▸ Task goal: Send back the whole listing untouched.

+ + + + +

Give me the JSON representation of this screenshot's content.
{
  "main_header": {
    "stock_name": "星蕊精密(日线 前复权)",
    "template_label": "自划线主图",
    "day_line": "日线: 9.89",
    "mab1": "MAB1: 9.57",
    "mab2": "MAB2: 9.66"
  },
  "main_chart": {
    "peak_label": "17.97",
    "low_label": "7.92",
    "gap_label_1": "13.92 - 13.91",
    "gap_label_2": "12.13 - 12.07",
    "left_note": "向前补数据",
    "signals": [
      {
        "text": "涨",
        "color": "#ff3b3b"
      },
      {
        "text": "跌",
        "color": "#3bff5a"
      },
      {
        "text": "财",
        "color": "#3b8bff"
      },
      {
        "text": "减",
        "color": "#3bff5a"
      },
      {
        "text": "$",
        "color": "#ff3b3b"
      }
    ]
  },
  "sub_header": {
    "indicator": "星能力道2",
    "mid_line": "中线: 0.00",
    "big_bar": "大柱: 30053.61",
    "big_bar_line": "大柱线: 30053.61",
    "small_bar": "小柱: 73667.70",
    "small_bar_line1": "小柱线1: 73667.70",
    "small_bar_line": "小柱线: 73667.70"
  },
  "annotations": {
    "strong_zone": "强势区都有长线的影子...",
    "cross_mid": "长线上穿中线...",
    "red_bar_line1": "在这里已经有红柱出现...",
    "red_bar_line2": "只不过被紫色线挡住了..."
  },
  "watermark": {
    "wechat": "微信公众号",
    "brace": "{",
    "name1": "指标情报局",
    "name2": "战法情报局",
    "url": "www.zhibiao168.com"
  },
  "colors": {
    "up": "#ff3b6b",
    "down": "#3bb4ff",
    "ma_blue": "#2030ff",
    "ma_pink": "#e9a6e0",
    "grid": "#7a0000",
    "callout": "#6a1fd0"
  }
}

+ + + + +

▸ Result of this exercise:
Give me the JSON representation of this screenshot's content.
{
  "main_header": {
    "stock_name": "星蕊精密(日线 前复权)",
    "template_label": "自划线主图",
    "day_line": "日线: 9.89",
    "mab1": "MAB1: 9.57",
    "mab2": "MAB2: 9.66"
  },
  "main_chart": {
    "peak_label": "17.97",
    "low_label": "7.92",
    "gap_label_1": "13.92 - 13.91",
    "gap_label_2": "12.13 - 12.07",
    "left_note": "向前补数据",
    "signals": [
      {
        "text": "涨",
        "color": "#ff3b3b"
      },
      {
        "text": "跌",
        "color": "#3bff5a"
      },
      {
        "text": "财",
        "color": "#3b8bff"
      },
      {
        "text": "减",
        "color": "#3bff5a"
      },
      {
        "text": "$",
        "color": "#ff3b3b"
      }
    ]
  },
  "sub_header": {
    "indicator": "星能力道2",
    "mid_line": "中线: 0.00",
    "big_bar": "大柱: 30053.61",
    "big_bar_line": "大柱线: 30053.61",
    "small_bar": "小柱: 73667.70",
    "small_bar_line1": "小柱线1: 73667.70",
    "small_bar_line": "小柱线: 73667.70"
  },
  "annotations": {
    "strong_zone": "强势区都有长线的影子...",
    "cross_mid": "长线上穿中线...",
    "red_bar_line1": "在这里已经有红柱出现...",
    "red_bar_line2": "只不过被紫色线挡住了..."
  },
  "watermark": {
    "wechat": "微信公众号",
    "brace": "{",
    "name1": "指标情报局",
    "name2": "战法情报局",
    "url": "www.zhibiao168.com"
  },
  "colors": {
    "up": "#ff3b6b",
    "down": "#3bb4ff",
    "ma_blue": "#2030ff",
    "ma_pink": "#e9a6e0",
    "grid": "#7a0000",
    "callout": "#6a1fd0"
  }
}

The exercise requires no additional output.